* [Work instruction] The reply should consist of one number, which is how many lines in the material below contain "screenshot".
Segment Open
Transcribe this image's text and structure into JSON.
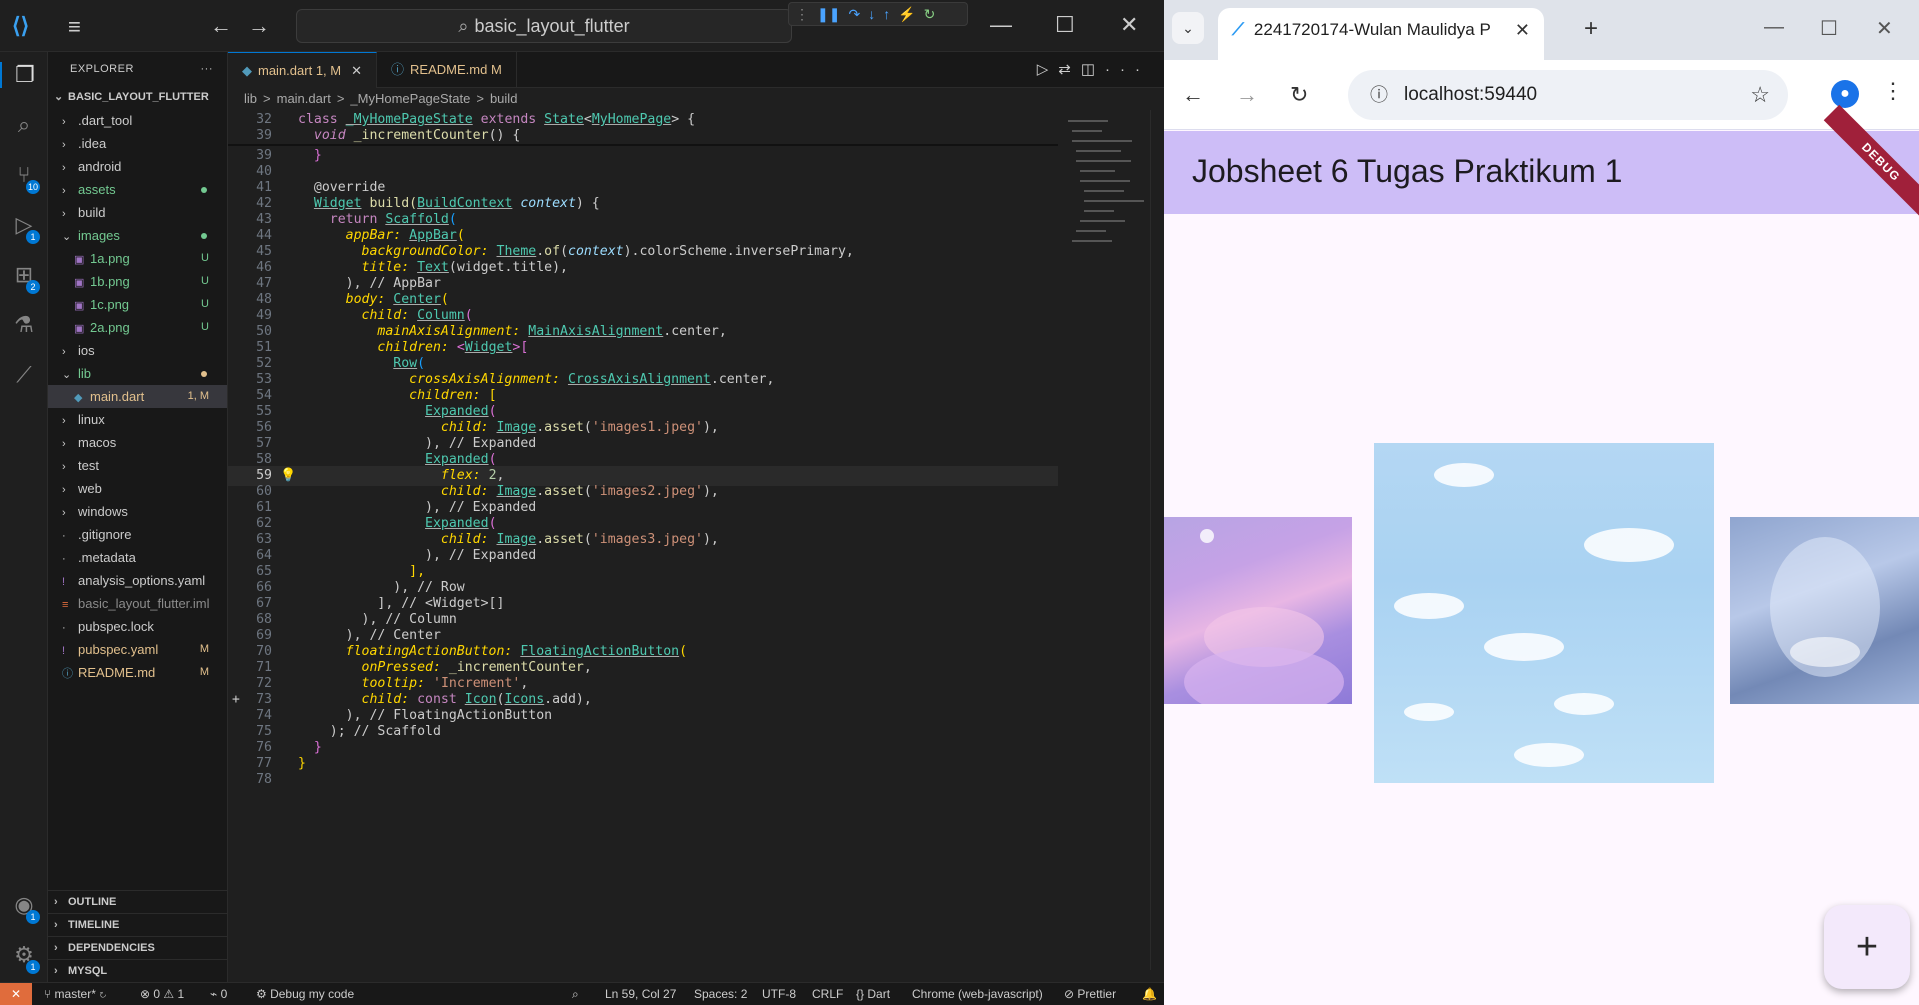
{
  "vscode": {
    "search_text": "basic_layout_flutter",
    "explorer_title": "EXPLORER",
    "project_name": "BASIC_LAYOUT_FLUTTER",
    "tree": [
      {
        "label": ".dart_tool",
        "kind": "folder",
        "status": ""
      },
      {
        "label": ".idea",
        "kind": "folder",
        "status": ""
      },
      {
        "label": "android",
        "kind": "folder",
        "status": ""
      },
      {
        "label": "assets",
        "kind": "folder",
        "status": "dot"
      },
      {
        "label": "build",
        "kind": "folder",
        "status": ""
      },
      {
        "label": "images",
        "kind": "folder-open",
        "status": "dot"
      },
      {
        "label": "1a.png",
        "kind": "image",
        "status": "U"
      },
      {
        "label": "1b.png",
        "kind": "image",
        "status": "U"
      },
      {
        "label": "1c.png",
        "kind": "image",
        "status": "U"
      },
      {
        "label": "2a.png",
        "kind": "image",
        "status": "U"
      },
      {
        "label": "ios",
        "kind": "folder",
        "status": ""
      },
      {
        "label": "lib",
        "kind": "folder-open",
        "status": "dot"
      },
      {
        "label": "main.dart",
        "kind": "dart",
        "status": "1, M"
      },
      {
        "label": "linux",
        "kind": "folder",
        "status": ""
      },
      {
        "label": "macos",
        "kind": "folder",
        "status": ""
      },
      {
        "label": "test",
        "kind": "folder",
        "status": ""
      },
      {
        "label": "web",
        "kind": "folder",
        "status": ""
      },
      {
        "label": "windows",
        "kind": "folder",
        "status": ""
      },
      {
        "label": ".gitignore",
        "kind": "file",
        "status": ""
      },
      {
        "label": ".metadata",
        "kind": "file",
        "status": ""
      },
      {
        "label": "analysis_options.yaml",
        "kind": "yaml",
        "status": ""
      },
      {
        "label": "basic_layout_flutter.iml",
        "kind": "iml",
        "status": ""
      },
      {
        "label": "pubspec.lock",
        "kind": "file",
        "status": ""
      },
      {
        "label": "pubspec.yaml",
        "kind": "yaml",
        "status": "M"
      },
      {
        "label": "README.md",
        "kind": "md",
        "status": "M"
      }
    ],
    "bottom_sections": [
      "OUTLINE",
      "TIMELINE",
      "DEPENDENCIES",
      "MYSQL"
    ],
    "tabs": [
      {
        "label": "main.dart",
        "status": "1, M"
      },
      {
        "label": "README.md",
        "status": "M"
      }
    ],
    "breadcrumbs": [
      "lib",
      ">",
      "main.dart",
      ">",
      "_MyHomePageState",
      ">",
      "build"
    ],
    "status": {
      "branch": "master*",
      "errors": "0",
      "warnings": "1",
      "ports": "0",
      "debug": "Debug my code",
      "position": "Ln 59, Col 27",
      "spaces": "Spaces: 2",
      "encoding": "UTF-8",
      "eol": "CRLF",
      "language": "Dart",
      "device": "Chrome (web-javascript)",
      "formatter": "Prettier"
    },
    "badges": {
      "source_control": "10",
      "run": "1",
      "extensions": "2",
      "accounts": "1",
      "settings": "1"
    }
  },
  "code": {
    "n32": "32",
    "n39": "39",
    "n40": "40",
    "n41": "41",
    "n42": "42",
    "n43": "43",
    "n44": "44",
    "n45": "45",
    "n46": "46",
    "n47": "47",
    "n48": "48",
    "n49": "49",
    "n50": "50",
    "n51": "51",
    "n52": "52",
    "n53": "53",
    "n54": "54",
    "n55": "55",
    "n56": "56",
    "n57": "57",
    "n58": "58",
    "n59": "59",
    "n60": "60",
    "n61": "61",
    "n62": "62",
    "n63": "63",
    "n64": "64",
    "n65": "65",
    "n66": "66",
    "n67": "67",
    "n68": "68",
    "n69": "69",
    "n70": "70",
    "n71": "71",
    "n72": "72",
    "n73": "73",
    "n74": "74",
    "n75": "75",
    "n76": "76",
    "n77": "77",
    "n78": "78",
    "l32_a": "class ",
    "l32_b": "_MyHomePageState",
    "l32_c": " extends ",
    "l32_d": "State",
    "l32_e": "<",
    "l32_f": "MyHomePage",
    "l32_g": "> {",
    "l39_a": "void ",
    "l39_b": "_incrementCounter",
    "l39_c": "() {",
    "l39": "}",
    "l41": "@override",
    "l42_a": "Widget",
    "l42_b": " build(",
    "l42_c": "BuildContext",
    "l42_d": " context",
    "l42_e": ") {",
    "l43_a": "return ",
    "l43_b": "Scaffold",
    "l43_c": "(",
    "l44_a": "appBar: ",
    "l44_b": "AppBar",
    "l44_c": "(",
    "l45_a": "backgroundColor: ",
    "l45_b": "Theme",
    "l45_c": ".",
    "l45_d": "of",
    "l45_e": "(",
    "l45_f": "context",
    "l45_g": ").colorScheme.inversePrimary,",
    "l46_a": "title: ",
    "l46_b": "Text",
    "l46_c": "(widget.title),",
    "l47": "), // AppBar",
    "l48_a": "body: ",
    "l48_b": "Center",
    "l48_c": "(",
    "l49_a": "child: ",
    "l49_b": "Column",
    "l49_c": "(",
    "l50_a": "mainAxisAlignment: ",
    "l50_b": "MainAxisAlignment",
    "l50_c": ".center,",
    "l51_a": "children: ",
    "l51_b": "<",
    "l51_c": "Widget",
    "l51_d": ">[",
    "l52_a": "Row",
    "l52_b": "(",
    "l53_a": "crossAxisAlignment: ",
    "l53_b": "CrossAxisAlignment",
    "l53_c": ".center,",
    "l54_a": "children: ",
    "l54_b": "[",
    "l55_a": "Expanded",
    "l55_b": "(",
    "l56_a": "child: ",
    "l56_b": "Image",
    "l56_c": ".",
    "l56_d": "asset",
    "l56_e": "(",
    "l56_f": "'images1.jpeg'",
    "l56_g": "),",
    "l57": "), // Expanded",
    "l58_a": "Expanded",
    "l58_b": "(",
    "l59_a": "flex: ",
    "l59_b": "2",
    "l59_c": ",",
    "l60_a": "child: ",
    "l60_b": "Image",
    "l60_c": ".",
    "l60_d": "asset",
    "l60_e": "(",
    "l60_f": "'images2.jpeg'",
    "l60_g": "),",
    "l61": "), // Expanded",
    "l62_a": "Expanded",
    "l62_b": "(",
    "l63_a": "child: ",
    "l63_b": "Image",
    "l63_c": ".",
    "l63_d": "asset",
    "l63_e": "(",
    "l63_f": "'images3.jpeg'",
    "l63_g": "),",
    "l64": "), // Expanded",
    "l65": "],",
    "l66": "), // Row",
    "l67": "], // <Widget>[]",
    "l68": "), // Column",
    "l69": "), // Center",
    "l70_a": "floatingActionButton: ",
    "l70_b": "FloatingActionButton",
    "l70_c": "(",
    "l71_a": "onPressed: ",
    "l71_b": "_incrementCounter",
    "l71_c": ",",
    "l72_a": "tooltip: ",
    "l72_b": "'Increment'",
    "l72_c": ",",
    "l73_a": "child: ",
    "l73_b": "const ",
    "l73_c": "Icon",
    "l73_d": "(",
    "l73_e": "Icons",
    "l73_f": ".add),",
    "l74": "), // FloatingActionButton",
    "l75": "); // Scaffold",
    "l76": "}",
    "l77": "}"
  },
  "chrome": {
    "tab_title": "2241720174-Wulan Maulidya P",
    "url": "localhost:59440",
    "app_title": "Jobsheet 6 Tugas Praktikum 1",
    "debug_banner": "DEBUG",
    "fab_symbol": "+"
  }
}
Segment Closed
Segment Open
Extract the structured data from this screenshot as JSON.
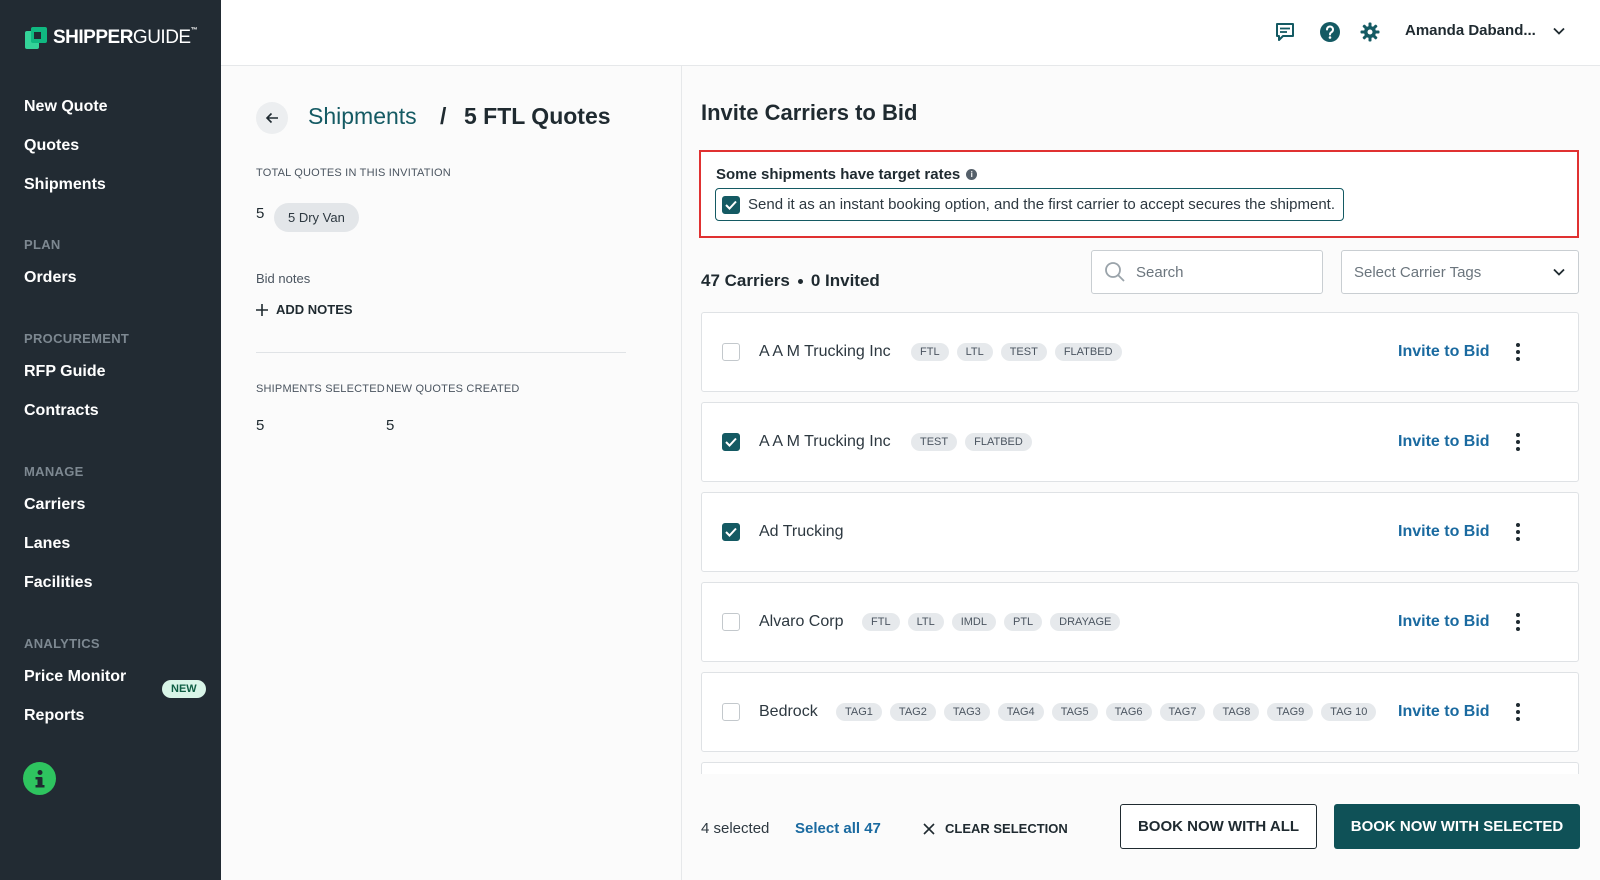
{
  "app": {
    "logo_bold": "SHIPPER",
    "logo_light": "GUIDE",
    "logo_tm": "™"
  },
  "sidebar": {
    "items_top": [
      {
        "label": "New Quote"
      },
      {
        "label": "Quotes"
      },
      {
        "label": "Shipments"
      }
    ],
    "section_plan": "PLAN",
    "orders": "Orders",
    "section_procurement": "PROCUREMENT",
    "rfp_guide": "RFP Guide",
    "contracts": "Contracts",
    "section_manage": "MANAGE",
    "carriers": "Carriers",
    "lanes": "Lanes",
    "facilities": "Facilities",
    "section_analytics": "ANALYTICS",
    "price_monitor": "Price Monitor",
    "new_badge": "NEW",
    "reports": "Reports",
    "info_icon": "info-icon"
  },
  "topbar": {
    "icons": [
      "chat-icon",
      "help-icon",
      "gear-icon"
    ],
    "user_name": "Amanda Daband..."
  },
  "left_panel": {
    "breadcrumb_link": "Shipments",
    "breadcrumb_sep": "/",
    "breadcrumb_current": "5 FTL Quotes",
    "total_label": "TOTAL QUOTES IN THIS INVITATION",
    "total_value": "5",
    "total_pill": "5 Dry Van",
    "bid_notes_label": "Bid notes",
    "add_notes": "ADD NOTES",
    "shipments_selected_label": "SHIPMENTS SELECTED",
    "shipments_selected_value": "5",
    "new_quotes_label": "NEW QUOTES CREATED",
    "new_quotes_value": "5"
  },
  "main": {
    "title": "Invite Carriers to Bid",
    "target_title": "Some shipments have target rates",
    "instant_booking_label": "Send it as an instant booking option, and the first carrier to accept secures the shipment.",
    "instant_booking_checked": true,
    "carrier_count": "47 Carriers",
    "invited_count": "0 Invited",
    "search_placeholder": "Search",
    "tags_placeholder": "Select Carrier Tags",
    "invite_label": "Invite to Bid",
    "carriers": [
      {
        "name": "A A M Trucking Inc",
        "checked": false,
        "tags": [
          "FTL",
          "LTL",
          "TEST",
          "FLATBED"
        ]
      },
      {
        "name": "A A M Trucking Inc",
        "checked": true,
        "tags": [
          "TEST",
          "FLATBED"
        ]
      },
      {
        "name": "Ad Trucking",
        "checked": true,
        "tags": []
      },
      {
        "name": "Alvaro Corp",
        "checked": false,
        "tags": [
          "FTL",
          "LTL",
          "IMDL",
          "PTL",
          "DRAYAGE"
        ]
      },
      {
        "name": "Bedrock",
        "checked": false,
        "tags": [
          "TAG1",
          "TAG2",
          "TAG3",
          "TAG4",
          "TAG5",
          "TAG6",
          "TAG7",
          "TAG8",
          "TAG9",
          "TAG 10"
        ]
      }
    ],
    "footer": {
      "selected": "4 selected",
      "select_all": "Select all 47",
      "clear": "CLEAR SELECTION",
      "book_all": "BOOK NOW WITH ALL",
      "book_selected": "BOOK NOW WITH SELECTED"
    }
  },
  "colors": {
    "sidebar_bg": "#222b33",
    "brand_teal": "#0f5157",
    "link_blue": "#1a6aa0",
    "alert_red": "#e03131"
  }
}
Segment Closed
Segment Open
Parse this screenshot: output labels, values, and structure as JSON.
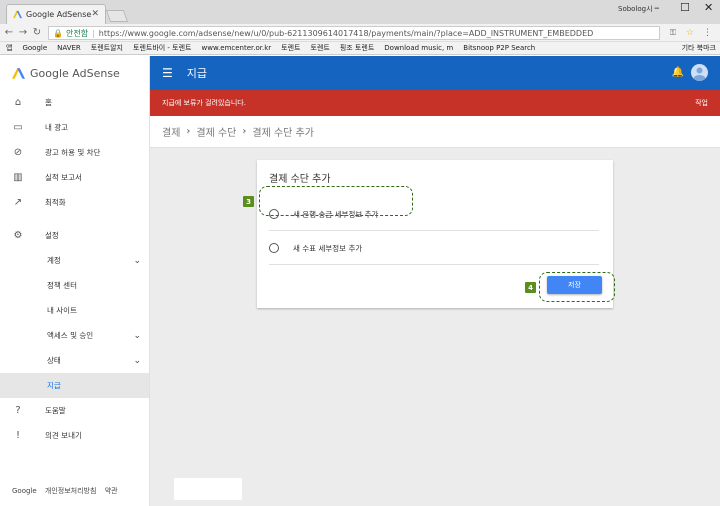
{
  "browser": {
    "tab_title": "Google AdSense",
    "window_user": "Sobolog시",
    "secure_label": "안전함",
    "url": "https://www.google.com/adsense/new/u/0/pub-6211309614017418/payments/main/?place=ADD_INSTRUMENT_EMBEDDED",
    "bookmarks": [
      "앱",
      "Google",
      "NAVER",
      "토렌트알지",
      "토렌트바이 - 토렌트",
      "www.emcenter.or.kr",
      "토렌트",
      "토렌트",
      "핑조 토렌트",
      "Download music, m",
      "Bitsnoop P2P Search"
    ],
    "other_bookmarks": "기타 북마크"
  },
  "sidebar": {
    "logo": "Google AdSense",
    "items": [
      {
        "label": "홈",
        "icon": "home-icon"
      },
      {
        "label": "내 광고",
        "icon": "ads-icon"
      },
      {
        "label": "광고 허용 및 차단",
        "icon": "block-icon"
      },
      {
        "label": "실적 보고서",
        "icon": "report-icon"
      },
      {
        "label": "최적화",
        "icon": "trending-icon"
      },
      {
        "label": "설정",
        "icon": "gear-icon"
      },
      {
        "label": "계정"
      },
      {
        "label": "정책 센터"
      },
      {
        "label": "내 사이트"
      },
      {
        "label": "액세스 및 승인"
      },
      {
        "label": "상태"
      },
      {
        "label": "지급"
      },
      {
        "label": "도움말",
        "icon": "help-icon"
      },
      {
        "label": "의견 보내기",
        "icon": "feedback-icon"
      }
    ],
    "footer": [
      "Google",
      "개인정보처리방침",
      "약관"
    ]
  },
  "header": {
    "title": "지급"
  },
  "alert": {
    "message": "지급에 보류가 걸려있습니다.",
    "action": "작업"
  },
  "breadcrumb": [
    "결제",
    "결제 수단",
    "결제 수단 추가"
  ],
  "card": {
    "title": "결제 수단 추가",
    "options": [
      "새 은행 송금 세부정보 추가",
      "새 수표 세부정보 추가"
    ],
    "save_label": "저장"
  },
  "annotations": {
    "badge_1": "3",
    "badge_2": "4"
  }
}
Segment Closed
* [Result below] 2